Both moves seek to harness the desire of customers with out-of-game money to get a headstart on their in-game finances. In the process, both moves potentially convert non-paying players into sources of revenue by making their in-game currency into an incentive for the moneyed crowd to pay more to the studio. However, both are potentially hampered by strict currency caps aimed at preventing legacy subscribers from switching down to less lucrative non-subscription models.
Both studios invested the money to re-launch existing products with presumably hundreds of thousands of subscribers in the hopes of coming out ahead financially. Thus, both struggled with how to make an "optional" subscription less optional without alienating the new potential customers coming in under the new model. Currency caps have stayed on the table as a subscriber-only perk because they fit both bills. New players are unlikely to hit the restrictions until later in their careers, while existing players who bump up against the caps may already be using enough other services to make the subscription worthwhile.
Allowing players to effectively pay others to farm in-game currency for them calls more attention to players who fall in the middle ground, as this type of option will inherently be most attractive to people who are, for whatever reason, looking to limit their real-world expenditures. Unfortunately, here is where the business models conflict - a player who can offer only a pittance - 18.4 plat in EQ2 or 350,000 credits in SWTOR - is not much of an incentive for someone else to open their wallet and pay the studio real world dollars.

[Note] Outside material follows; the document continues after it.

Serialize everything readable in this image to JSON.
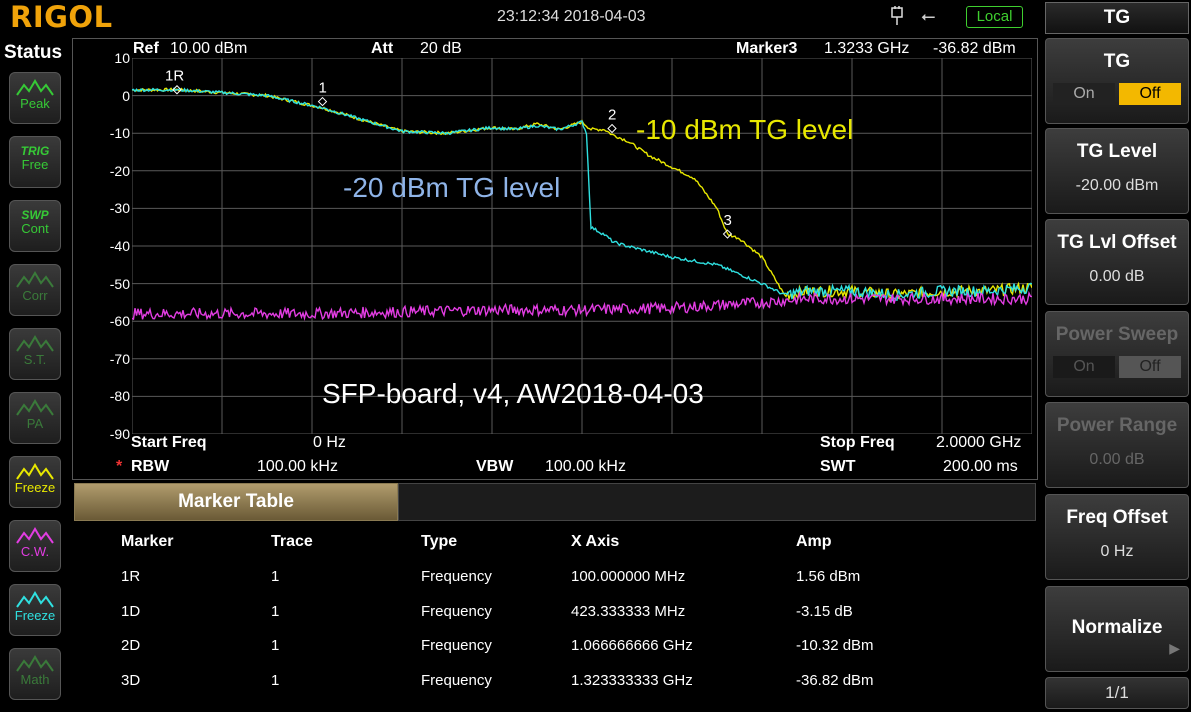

It's possible that both studios will ultimately relent on the currency restrictions. Prior to the announcement, SOE's David Georgeson told me on twitter that they were re-evaluating the game's currency cap - in hindsight, perhaps due to this very concern. Meanwhile, the Bioware folks are still iterating their model, though the game's senior producer stated that the current escrow functionality was intentional as of two days ago. Perhaps this sort of continued mishap is just the price of doing business in an era of retrofitting non-subscription business models onto existing games.